The trial court also erred in sustaining the demurrers numbered 13, 14, 15, and 17, which attacked the allegation of paragraph 9 of the answer that "by far the greater part of the note signed by them represented nothing of value from the Bank and entirely without consideration in whole or the greater part." Since the defense to this action was that of duress in the execution of the note sued upon and not that of inadequacy of consideration, the same merely being relevant to the main issue, it was not necessary for the defendants to allege the exact amount owed by them to the plaintiff.
The allegations of the paragraphs of the answer to which the remaining special demurrers, numbered 8, 9, 16, 18, 28, and 29, were addressed were irrelevant and immaterial to the defendants' defense of duress and attempted to set up matter which did not constitute a legal defense to this action, such as the fact that the defendants were uneducated "colored people," and such demurrers were properly sustained. West v. Carolina Housing &c. Corp., 211 Ga. 789 (2) (89 SE2d 188)
ON MOTION FOR REHEARING.

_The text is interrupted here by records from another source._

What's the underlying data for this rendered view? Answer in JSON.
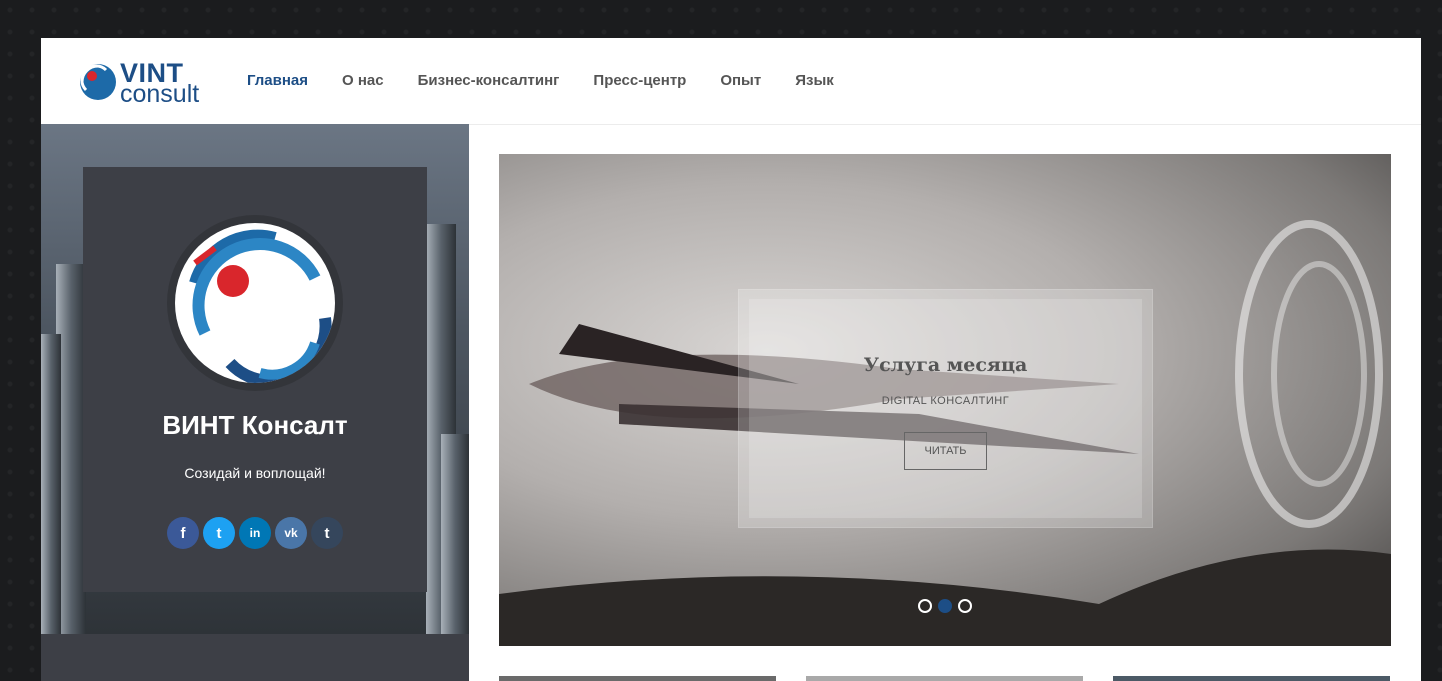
{
  "logo": {
    "line1": "VINT",
    "line2": "consult"
  },
  "nav": [
    {
      "label": "Главная",
      "active": true
    },
    {
      "label": "О нас"
    },
    {
      "label": "Бизнес-консалтинг"
    },
    {
      "label": "Пресс-центр"
    },
    {
      "label": "Опыт"
    },
    {
      "label": "Язык"
    }
  ],
  "profile": {
    "name": "ВИНТ Консалт",
    "tagline": "Созидай и воплощай!"
  },
  "socials": [
    {
      "glyph": "f",
      "icon": "facebook-icon",
      "color": "#3b5998"
    },
    {
      "glyph": "t",
      "icon": "twitter-icon",
      "color": "#1da1f2"
    },
    {
      "glyph": "in",
      "icon": "linkedin-icon",
      "color": "#0077b5"
    },
    {
      "glyph": "vk",
      "icon": "vk-icon",
      "color": "#4a76a8"
    },
    {
      "glyph": "t",
      "icon": "tumblr-icon",
      "color": "#35465c"
    }
  ],
  "slide": {
    "title": "Услуга месяца",
    "subtitle": "DIGITAL КОНСАЛТИНГ",
    "button": "ЧИТАТЬ",
    "active_index": 1,
    "count": 3
  },
  "colors": {
    "accent": "#1d4e86",
    "sidebar": "#3d3f46"
  }
}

It is contended by counsel for the plaintiff bank on motion for rehearing that this court has overlooked the cases of Augusta Motor Sales Co. v. King, 36 Ga. App. 541 (137 SE 102) and Monk v. Holden, 186 Ga. 549 (2) (198 SE 697). These cases, which are authority for the proposition that a note executed under duress may be ratified after the removal of the duress by renewing the note or making payment on it or by recognizing its validity in some other manner such as asking for an extension of time to make payment, have no application here since no facts are set forth in the defendants' answer which show that they ratified the note sued upon after the removal of the alleged duress.
The defendants in paragraph 6 of the first amendment to their answer did allege that two payments had been made to the plaintiff bank on October 15, 1963, but it was not alleged that these payments were made on the note sued upon which was executed on June 22, 1963. To the contrary, it is clear from the allegations of paragraphs 4 and 5 of the first amendment and from paragraph 1 of the second amendment to the defendants' answer that these payments were made on a prior note executed on April 21, 1961; and this fact was twice recognized by counsel for the plaintiff bank in his original brief.
Motion for rehearing denied.